• [Task to complete] Go through the lines below and copy any that hold the string "Randomize".

[Items from a data source]
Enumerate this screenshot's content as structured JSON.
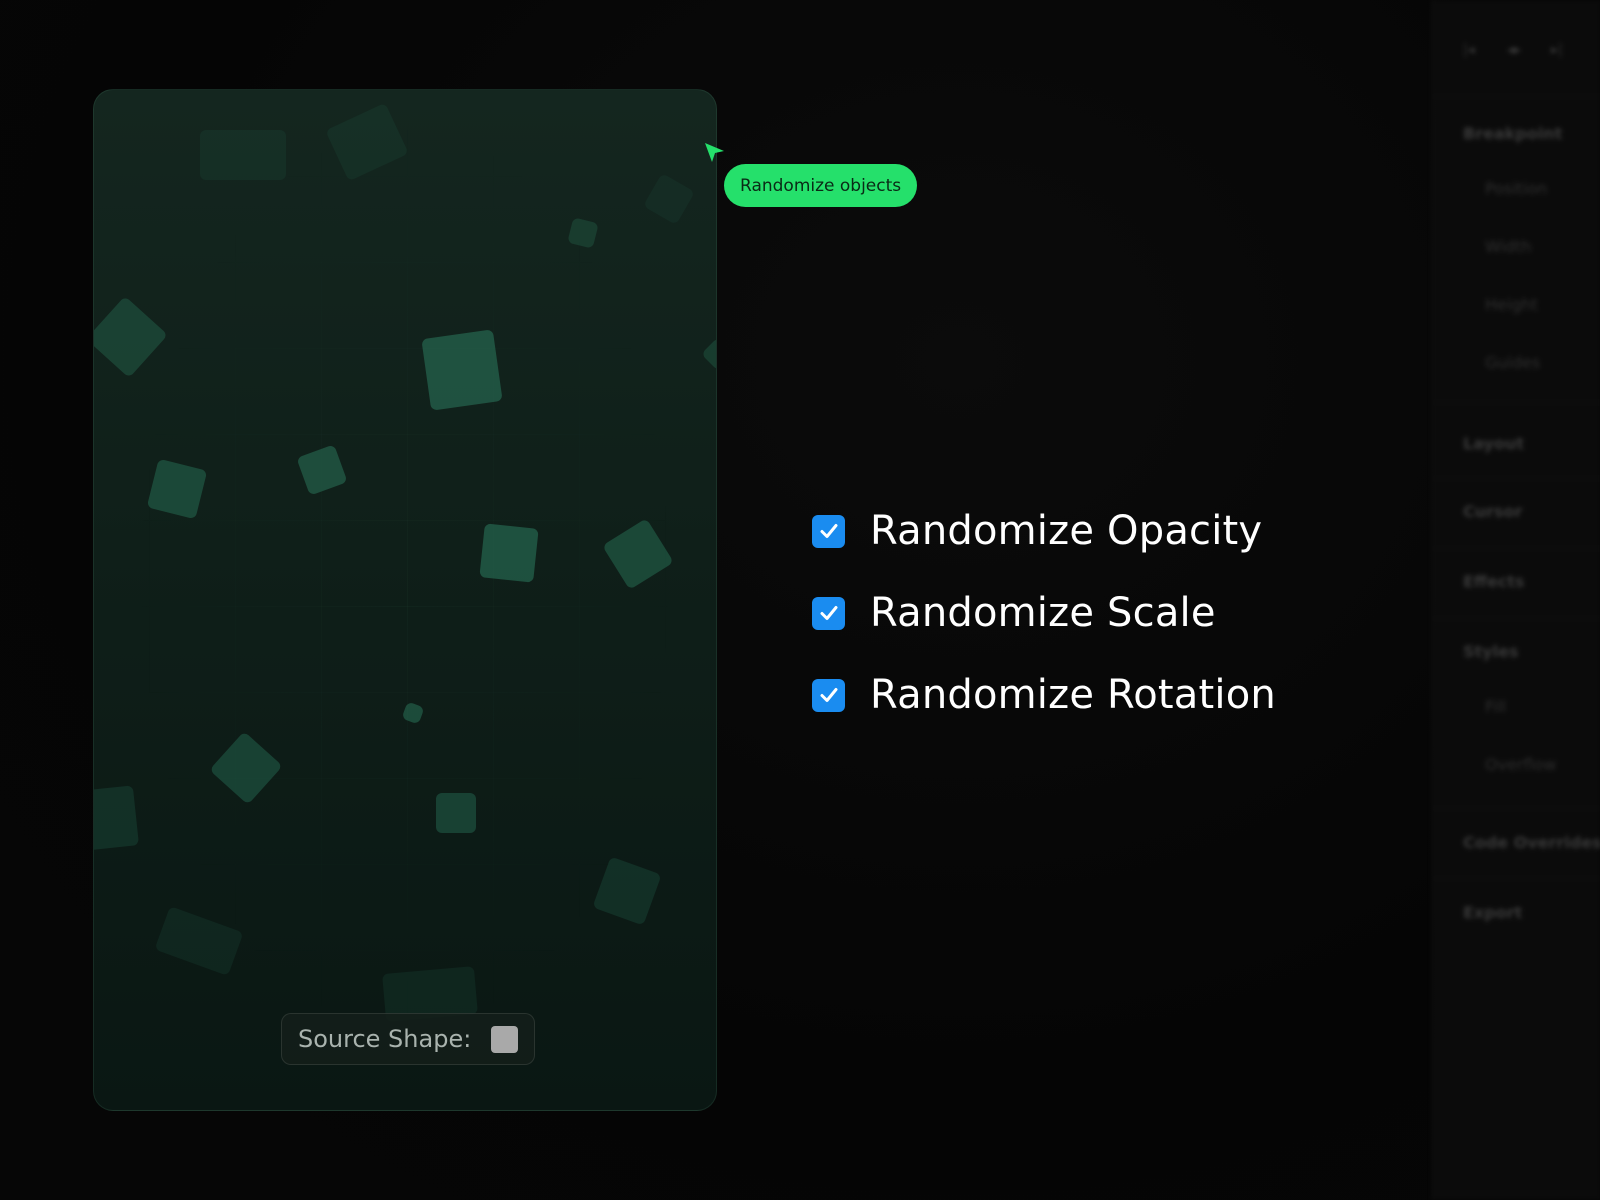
{
  "tooltip": {
    "label": "Randomize objects"
  },
  "canvas": {
    "source_shape_label": "Source Shape:"
  },
  "options": [
    {
      "label": "Randomize Opacity",
      "checked": true
    },
    {
      "label": "Randomize Scale",
      "checked": true
    },
    {
      "label": "Randomize Rotation",
      "checked": true
    }
  ],
  "panel": {
    "breakpoint": "Breakpoint",
    "position": "Position",
    "width": "Width",
    "height": "Height",
    "guides": "Guides",
    "layout": "Layout",
    "cursor": "Cursor",
    "effects": "Effects",
    "styles": "Styles",
    "fill": "Fill",
    "overflow": "Overflow",
    "code_overrides": "Code Overrides",
    "export": "Export"
  },
  "colors": {
    "accent_green": "#25e06b",
    "checkbox_blue": "#1a8cf0",
    "shape_green": "#2b7a5e",
    "source_swatch": "#a9a9a9"
  }
}
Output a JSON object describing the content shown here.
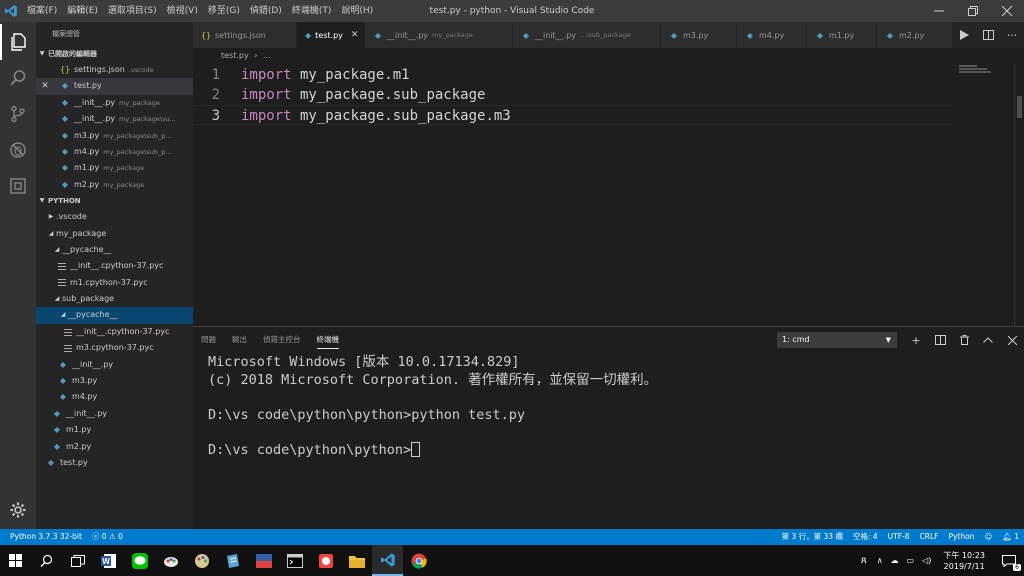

• [Result of this task]
    "label": "Randomize objects"
      "label": "Randomize Opacity",
      "label": "Randomize Scale",
      "label": "Randomize Rotation",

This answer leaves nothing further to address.